Music Reviews
Light Asylum

Light Asylum Light Asylum

(Mexican Summer) Buy it from Insound Rating - 6/10

It's hard to think of the last time a (really quite enjoyable) pop record worked so hard at making a bad first impression. If Light Asylum's non-sensical name wasn't bad enough, their eponymous debut has also been lumbered with some pretty off-putting artwork: initially the cover of Joy Division's Closer... IN SPACE!, now a so-gloomy-it's-practically-monochrome photograph apparently catching frontwoman Shannon Funchess in a recreation of Jenny Saville's Strategy (South Face/Front Face/North Face). (Although the music alluded to with those artistic references does give some idea of the duo's generally gloomy disposition). And then there's opening track, Hour Fortress, which is just a mess right from the title downwards. Sure, the pummelling, yet slightly tinny, beat that opens it is fine, if slightly obnoxious, but the rest? Ugh. Funchess comes in completely off-key and stays that way. With Light Asylum unashamedly aiming for the 80's synth pop revival tag there is a chance that they were attempting to recreate music in the manner in which many of us listened to it in that decade: in that flat moan created by a walkman with rapidly dying batteries, but such arguments would be a bit of stretch.

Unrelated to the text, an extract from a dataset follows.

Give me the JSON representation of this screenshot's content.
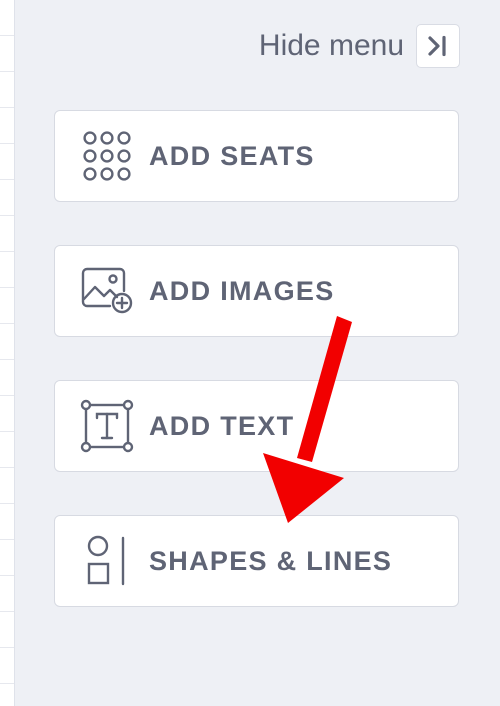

Fortunately, once that's over with, the rest of the album proves to be far more entertaining, in a very melodramatic sort of way. Much has been made of Funchess' supposed similarity to Grace Jones (although, it turns out, more in energy and attitude than voice) but it's almost as if there's a similar amount of another, it must be said slightly unhinged, icon of Black womanhood in her. As if following the advice of Tyra Banks, she's learned to channel her inner "fierceness", and it's something she does it a lot, as when she's not snarling her words she's outright bellowing them, thus lending something of an urgency to proceedings, even if it's not actually clear what she's actually getting at. Some bits are about religion; whether bad, such as the as-musically-brilliant-as-it-is-horribly-titled Pope Will Roll (a tenner says it'll be used in an advert for Barclaycard's contactless payment system before the year is out, what with its strategically placed "Charge me like a credit card, charge me" chorus); or good, as in the form of A Certain Someone, recycled here from their first EP, which, with its praise the heavens style exclamation "To know him, is to love him" is surely about Jesus (what's less clear is why there's a horse running around in the background, but that does make for an interesting quirk at least).

Otherwise: no idea, but whatever she's getting at it, it sounds important. Although this might have something to do with the early New Order/Depeche Mode style brutalist structures that her partner in crime Bruno Coviello devises to underpin her proclamations (not that that's all he does: Angel Tongue sees him make a so convincing it might actually be stealing attempt at Kraftwerk's territory). It used to be the case that cultural credibility meant conveying issues of deathly importance, but in a flippant I-can't-actually-remember-if-I'm-being-sarcastic-anymore manner, but Light Asylum might be subscribing to a more recent trend: the Interpol-pioneered incomprehensible nonsense delivered as stony-faced as possible movement.

Not that it really matters though as, truthfully, Light Asylum works best if approached as a work of fantastic campness; after all, this would explain the whip-cracking sound effects on IPC. And this is no bad thing, as the sense of the ludicrously tragic was sadly rather at odds with Gen X/Y irony and so has been sadly missing from mainstream culture for decades now. As a result, there will no doubt be many who find the album excruciatingly tasteless (or to be kinder, tragically ludicrous), but, even so, Light Asylum does make for an excellent argument that Shannon Funchess should be crowned as this generation's very own larger-than-life, slightly scary, disco diva. Long may her reign continue.